College athletes generally accept the risk that they may suffer injuries in a game. If an injured student receives incompetent medical care, their injuries may become exacerbated. Simply because a student waives the right to seek damages from a university for harm suffered while playing a sport does not mean they cannot pursue claims against a negligent health care provider that treats them after their injury, as demonstrated in a recent Maryland ruling. If you sustained injuries because of inadequate care you received in a hospital, you should consult a Maryland medical malpractice attorney to determine what claims you may be able to pursue.
Background of the Case
It is reported that the plaintiff played field hockey for the university she attended. During a game, she sustained a blow to the head. She subsequently sought treatment at a military primary care facility, where she was diagnosed with sinusitis. Her symptoms lingered, however, and she was eventually diagnosed with a concussion and post-concussive syndrome. She then filed a lawsuit naming the federal government as the defendant. In her complaint, she alleged that the doctor that treated her at the facility was negligent, and the government was vicariously liable for the harm caused by the doctor. The case proceeded to a bench trial.
The Court’s Findings
One of the primary issues at trial was whether the defendant could be held vicariously liable for the acts of the doctor that treated the plaintiff. The court noted that there was ample evidence that the treating physician breached the applicable standard of care and that the breach proximately caused the plaintiff’s harm. Specifically, he neglected to perform tests to determine if the plaintiff suffered a concussion or preclude her from playing in games or practice until her symptoms abated and his omissions proximately caused the plaintiff to suffer harm.
The court rejected the defendant’s assertion that the treating doctor was an agent of the university at the time of the plaintiff’s harm, as the parties did not consent to the establishment of a doctor-patient relationship, and the university did not control the treating doctor’s activities or job performance. As such, the waiver the plaintiff signed that released the university from liability for harm suffered while playing field hockey did not also release the treating physician. Further, the court found that the government could not escape liability for the treating physician’s negligence under a theory of borrowed servant. As such, the court found in favor of the plaintiff.

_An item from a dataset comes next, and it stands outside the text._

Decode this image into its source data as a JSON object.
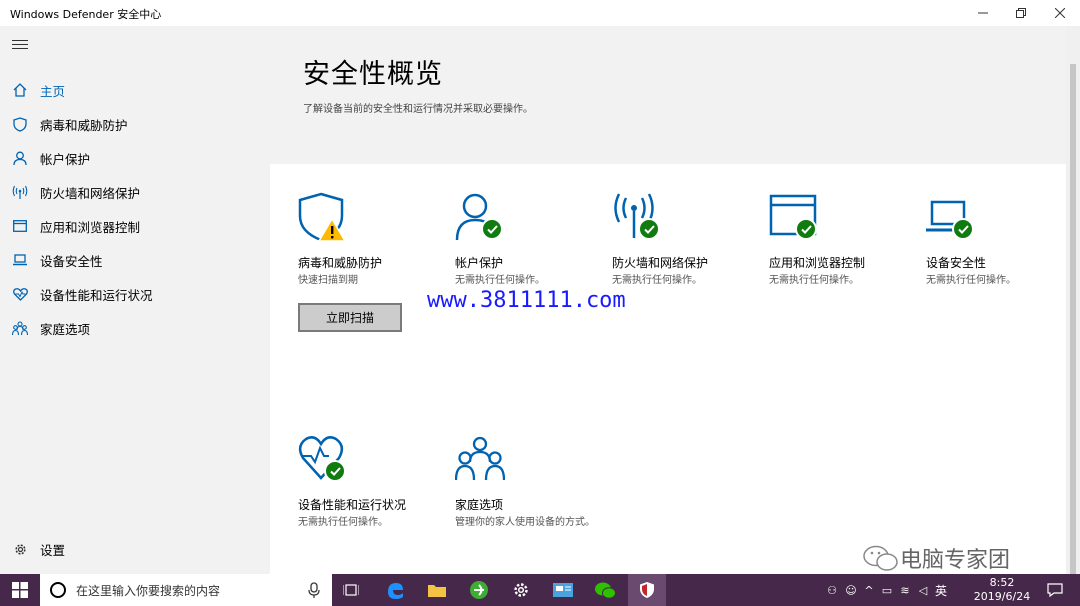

Talk to a Seasoned Maryland Attorney
People harmed by inadequate care in following a sports injury may be able to pursue medical malpractice claims against the provider that caused their harm. If you sustained losses because of the negligence of a doctor, you should talk to an attorney about your possible claims. The seasoned Maryland attorneys of Arfaa Law Group can advise you of your options and aid you in seeking any compensation available. You can contact us through our online form or by calling us at (410) 889-1850 to set up a conference.